Aim of the task: Among the entries below, find every line that contains the string "date", then copy it.

━━━━━━━━━━━━━━━━

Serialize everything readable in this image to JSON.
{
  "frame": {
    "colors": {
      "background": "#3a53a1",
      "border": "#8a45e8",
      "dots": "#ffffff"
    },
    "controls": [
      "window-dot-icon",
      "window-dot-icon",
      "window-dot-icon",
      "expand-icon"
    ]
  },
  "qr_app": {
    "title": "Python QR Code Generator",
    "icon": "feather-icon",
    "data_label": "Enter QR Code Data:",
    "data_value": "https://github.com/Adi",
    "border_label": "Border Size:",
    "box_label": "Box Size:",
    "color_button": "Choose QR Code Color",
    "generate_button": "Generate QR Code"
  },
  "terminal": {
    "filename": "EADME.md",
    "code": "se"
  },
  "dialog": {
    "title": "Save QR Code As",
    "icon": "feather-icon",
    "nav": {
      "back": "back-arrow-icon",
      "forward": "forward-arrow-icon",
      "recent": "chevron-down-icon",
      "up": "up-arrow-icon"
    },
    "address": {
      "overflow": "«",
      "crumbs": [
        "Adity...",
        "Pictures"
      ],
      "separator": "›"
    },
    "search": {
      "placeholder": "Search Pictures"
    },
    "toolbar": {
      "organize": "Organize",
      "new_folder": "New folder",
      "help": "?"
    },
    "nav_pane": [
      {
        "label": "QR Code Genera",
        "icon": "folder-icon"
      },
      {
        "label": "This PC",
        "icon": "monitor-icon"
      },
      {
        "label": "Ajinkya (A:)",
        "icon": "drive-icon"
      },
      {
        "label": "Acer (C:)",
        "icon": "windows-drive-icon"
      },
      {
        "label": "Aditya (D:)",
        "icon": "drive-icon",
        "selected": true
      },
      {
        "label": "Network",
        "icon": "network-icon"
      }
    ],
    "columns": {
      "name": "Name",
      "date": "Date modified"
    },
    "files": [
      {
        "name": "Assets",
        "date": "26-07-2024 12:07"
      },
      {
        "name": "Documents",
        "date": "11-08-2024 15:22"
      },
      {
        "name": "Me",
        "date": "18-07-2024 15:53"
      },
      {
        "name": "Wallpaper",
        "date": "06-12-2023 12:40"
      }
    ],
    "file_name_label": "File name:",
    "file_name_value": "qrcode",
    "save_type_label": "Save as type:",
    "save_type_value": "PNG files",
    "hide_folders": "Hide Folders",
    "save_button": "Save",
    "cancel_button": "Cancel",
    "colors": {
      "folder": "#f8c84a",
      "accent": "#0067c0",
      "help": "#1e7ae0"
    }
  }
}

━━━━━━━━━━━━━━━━

The answer:
      "date": "Date modified"
        "date": "26-07-2024 12:07"
        "date": "11-08-2024 15:22"
        "date": "18-07-2024 15:53"
        "date": "06-12-2023 12:40"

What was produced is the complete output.